The big picture: Even before the murder of Khashoggi, Saudi Arabia had an awful human rights record. And with Khashoggi's killing having negligible impact on its relationship with the U.S., investors continue scooping up Saudi Arabian assets.

  • Just 3 months after Khashoggi was killed, the country received $27 billion in offers for a $7.5 billion bond offering. Three months after that, Saudi Aramco came to market with $12 billion in bonds that reportedly generated $100 billion of offers.
  • Over the past three years, Saudi Arabia has sold nearly $70 billion in international bonds, and become one of the biggest debt issuers among all emerging market countries.
  • Between 2007 and 2015, the kingdom issued no official sovereign debt.

Between the lines: The Saudi stock market also is taking off, thanks to its upgrade from international index maker MSCI, which moved Saudi Arabia into its emerging markets index starting this year. The index is followed by close to $2 trillion of global passive flows.

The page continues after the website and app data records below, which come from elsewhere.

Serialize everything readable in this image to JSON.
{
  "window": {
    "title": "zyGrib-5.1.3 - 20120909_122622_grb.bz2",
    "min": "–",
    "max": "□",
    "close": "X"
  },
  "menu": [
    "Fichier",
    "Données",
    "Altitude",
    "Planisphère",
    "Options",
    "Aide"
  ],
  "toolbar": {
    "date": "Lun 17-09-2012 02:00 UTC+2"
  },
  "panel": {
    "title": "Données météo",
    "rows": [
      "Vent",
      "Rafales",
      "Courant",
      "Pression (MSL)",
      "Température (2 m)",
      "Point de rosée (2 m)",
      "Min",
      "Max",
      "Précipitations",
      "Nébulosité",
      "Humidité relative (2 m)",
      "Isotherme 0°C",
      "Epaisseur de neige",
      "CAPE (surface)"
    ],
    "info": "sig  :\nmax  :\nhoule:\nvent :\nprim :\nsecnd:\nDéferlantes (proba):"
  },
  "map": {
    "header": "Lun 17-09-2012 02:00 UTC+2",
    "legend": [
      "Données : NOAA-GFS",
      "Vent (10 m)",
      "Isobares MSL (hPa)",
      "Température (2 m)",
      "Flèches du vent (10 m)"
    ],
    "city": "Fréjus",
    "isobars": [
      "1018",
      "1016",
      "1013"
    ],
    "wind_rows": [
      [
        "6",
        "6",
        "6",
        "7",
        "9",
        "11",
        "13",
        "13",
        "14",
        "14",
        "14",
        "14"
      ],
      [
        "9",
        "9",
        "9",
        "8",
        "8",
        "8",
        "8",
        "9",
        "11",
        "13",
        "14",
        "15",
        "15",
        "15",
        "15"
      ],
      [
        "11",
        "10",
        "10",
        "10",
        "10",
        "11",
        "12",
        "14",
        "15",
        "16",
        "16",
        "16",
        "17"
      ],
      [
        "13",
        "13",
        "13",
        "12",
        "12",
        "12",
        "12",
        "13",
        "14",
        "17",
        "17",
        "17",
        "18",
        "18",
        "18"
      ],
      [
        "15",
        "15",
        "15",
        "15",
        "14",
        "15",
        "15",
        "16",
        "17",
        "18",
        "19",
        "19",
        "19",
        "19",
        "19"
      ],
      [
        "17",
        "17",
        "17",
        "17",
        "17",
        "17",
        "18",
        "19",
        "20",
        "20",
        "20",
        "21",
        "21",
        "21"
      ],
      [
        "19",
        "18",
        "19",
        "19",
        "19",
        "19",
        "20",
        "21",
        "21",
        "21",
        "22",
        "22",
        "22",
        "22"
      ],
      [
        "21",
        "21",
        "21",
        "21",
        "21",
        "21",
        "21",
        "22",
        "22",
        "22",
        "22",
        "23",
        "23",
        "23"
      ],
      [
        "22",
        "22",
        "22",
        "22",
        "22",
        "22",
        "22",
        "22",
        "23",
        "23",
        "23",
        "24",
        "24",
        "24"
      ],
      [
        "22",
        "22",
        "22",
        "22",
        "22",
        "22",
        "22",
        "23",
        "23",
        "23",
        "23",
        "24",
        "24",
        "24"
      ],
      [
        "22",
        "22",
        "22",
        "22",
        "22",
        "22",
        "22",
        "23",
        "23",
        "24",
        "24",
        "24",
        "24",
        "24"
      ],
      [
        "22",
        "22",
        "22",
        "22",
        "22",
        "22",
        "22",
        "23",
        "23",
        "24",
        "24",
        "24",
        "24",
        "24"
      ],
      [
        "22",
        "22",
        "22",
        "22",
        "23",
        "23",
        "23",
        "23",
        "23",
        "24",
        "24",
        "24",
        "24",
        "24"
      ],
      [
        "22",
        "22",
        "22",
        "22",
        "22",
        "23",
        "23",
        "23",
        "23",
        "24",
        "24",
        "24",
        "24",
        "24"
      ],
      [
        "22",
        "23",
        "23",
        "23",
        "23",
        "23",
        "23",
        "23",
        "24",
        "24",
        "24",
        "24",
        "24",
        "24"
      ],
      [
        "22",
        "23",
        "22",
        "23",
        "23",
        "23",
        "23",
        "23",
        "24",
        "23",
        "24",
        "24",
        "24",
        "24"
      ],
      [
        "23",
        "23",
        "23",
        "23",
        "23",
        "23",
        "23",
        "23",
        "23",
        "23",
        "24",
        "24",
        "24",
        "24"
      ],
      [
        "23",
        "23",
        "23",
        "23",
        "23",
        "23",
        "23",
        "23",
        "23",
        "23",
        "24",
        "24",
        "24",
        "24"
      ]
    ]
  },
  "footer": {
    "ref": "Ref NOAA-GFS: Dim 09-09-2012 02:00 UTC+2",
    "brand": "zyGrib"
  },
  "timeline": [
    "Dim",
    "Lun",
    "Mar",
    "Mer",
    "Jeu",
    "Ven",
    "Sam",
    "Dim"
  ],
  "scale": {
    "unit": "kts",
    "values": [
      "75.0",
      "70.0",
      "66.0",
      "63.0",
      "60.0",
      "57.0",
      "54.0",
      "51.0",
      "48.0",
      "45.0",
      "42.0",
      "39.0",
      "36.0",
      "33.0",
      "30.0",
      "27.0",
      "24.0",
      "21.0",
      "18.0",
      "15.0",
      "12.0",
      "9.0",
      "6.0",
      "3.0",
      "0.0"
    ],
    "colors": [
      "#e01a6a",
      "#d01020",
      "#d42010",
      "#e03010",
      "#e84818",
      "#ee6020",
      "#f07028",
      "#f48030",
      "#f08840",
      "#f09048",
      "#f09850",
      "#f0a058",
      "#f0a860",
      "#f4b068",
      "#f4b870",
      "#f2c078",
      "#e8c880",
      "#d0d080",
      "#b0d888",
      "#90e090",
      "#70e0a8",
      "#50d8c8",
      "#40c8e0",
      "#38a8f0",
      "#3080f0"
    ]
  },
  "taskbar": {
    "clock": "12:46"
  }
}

  • FTSE Russell and S&P Dow Jones also are moving Saudi equities into their respective EM indexes over the next year.
  • Saudi's Tadawul index has risen about 13%, year to date.

Go deeper

Ina Fried, author of Login
12 mins ago - Technology

Tech's race problem is all about power

Illustration: Eniola Odetunde/Axios

As problematic as the tech industry's diversity statistics are, activists say the focus on those numbers overlooks a more fundamental problem — one less about numbers than about power.

What they're saying: In tech, they argue, decision-making power remains largely concentrated in the hands of white men. The result is an industry whose products and working conditions belie the industry rhetoric about changing the world for the better.

Mayors fear long-lasting effects of COVID-19

Data: Menino Survey of Mayors; Chart: Axios Visuals

U.S. mayors tend to be an optimistic bunch, but a poll released Thursday finds them unusually pessimistic about prospects for post-pandemic recovery.

Why it matters: In a survey of mayors of 130 U.S. cities with more than 75,000 residents, 80% expect racial health disparities to widen, and an alarming number predict that schools, transit systems and small businesses will continue to suffer through 2021 and beyond.

Coronavirus hospitalizations top 100,000 for the first time

Expand chart
Data: The COVID Tracking ProjectHarvard Global Health Institute; Cartogram: Danielle Alberti and Andrew Witherspoon/Axios

More than 100,000 Americans are now in the hospital with coronavirus infections — a new record, an indication that the pandemic is continuing to get worse and a reminder that the virus is still very dangerous.

Why it matters: Hospitalizations are a way to measure severe illnesses — and severe illnesses are on the rise across the U.S. In some areas, health systems and health care workers are already overwhelmed, and outbreaks are only getting worse.